[Start of Attachment]
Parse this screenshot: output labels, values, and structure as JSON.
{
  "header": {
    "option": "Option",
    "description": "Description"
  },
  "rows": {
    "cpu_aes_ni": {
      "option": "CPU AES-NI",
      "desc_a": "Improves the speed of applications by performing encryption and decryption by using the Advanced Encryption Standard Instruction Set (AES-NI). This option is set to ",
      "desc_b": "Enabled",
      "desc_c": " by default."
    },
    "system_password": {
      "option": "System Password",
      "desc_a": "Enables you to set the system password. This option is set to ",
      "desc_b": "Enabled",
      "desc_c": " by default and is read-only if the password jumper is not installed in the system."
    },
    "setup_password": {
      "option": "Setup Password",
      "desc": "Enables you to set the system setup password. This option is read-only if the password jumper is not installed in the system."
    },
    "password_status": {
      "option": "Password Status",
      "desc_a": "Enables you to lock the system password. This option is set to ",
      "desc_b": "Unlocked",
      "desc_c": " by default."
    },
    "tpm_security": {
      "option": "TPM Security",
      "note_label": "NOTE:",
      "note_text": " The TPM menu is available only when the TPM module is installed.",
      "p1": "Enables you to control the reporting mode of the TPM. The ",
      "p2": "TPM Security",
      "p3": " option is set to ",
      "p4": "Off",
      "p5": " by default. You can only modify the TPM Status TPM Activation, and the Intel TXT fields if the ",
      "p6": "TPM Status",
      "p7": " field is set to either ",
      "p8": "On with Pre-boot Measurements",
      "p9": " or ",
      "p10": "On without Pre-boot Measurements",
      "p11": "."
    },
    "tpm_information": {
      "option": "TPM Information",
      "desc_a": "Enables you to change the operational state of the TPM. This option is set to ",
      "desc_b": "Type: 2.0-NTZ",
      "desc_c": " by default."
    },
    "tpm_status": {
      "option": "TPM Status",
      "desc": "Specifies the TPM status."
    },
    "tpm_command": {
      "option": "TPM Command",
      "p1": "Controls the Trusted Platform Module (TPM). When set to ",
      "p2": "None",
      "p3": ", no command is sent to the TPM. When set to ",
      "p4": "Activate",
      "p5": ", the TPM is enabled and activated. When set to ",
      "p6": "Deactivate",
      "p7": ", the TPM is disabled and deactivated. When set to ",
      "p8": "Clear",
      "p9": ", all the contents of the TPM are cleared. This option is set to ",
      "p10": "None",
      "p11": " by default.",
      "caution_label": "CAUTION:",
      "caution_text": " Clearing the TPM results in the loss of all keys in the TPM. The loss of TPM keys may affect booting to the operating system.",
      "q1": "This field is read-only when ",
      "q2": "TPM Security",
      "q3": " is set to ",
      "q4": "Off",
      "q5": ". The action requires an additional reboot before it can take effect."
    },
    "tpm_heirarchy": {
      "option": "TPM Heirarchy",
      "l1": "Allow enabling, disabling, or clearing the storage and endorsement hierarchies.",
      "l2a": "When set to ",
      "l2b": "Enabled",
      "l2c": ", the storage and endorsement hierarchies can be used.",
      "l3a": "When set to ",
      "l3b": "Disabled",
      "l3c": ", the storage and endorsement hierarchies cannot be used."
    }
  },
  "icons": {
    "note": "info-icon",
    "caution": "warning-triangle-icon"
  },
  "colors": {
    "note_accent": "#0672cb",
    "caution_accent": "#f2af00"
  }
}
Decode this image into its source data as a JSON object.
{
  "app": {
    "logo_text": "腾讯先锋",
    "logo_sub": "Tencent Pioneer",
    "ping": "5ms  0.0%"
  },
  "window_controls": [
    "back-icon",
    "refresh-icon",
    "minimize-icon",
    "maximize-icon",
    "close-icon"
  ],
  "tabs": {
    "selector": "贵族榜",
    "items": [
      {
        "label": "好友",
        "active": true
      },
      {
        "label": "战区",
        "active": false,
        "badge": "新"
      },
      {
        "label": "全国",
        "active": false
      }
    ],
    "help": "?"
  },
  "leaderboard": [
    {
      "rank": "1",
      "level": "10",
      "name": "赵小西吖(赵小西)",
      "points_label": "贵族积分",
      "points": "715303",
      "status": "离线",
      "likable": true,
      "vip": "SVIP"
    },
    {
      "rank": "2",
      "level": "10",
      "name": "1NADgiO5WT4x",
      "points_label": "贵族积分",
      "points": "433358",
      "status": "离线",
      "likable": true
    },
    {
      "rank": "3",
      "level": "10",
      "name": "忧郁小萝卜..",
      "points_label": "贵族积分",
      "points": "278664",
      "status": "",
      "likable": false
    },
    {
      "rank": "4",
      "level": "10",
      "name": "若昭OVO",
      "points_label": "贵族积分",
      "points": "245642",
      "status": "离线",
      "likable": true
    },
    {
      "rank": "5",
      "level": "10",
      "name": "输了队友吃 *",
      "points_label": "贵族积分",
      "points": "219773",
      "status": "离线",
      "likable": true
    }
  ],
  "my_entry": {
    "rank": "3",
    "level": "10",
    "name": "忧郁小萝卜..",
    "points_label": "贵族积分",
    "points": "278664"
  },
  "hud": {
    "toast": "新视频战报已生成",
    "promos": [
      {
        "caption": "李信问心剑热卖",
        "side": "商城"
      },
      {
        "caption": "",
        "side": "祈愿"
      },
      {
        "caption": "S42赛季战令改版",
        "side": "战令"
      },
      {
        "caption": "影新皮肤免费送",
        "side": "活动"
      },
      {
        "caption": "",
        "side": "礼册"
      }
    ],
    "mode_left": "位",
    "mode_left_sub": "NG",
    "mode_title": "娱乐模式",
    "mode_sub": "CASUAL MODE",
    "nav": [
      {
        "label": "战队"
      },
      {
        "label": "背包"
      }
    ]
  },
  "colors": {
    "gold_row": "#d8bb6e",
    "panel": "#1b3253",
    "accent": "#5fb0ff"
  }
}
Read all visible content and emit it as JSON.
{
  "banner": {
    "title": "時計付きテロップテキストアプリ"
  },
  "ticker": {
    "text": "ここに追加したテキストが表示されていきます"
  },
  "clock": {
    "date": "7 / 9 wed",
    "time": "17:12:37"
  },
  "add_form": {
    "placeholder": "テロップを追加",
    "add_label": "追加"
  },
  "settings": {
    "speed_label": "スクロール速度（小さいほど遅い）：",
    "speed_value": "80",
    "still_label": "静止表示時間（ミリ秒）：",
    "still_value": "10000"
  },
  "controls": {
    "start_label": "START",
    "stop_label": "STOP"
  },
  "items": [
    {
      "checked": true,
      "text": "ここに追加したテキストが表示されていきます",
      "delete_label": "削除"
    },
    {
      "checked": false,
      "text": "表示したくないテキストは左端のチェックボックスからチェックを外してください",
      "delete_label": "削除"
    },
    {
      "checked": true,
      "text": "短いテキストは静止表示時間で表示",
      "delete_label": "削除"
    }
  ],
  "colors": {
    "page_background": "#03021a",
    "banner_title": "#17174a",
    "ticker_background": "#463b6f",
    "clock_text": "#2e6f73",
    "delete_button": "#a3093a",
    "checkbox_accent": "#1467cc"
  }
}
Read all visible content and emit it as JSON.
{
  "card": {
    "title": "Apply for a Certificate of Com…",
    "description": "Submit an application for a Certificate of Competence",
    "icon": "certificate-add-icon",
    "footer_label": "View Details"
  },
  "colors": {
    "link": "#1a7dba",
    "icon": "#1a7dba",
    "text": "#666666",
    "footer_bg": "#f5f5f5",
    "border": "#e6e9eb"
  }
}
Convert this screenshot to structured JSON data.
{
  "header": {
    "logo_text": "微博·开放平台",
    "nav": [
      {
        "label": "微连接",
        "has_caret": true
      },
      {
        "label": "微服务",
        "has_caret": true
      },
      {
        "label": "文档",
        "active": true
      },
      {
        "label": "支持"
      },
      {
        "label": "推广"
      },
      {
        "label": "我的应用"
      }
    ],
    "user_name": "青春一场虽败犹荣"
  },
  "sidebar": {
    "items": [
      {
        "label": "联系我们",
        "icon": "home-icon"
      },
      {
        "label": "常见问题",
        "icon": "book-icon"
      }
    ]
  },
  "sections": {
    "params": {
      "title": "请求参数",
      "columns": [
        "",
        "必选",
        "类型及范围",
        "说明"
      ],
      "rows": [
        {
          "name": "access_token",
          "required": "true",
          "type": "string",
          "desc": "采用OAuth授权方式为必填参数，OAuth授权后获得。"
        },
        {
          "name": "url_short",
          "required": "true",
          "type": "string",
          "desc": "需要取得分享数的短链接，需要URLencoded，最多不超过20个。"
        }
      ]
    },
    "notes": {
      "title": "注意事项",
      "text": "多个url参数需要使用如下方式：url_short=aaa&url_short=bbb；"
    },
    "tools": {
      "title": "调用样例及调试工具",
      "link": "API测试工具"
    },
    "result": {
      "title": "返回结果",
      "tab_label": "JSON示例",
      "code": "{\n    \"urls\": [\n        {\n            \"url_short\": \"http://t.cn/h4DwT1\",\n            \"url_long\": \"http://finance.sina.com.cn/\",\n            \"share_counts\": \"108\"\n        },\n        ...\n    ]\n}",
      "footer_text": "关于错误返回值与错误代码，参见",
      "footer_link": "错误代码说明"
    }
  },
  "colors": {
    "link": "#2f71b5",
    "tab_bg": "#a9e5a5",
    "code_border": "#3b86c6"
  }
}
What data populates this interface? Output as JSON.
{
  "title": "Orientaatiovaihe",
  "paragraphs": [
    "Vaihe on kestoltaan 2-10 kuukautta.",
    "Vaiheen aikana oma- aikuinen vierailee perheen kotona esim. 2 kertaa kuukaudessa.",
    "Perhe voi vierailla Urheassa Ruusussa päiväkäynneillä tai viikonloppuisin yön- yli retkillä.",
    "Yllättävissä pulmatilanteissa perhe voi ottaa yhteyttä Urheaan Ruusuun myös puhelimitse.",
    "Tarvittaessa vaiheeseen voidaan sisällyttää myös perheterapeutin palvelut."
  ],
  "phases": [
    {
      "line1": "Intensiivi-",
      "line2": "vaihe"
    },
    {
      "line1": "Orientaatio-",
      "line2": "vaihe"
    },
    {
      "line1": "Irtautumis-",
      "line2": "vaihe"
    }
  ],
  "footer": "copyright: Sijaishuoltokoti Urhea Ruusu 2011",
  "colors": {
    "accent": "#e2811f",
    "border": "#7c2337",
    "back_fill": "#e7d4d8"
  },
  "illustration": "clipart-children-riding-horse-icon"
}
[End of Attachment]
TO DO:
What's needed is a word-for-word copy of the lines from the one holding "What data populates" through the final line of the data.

FINISHED TASK:
What data populates this interface? Output as JSON.
{
  "title": "Orientaatiovaihe",
  "paragraphs": [
    "Vaihe on kestoltaan 2-10 kuukautta.",
    "Vaiheen aikana oma- aikuinen vierailee perheen kotona esim. 2 kertaa kuukaudessa.",
    "Perhe voi vierailla Urheassa Ruusussa päiväkäynneillä tai viikonloppuisin yön- yli retkillä.",
    "Yllättävissä pulmatilanteissa perhe voi ottaa yhteyttä Urheaan Ruusuun myös puhelimitse.",
    "Tarvittaessa vaiheeseen voidaan sisällyttää myös perheterapeutin palvelut."
  ],
  "phases": [
    {
      "line1": "Intensiivi-",
      "line2": "vaihe"
    },
    {
      "line1": "Orientaatio-",
      "line2": "vaihe"
    },
    {
      "line1": "Irtautumis-",
      "line2": "vaihe"
    }
  ],
  "footer": "copyright: Sijaishuoltokoti Urhea Ruusu 2011",
  "colors": {
    "accent": "#e2811f",
    "border": "#7c2337",
    "back_fill": "#e7d4d8"
  },
  "illustration": "clipart-children-riding-horse-icon"
}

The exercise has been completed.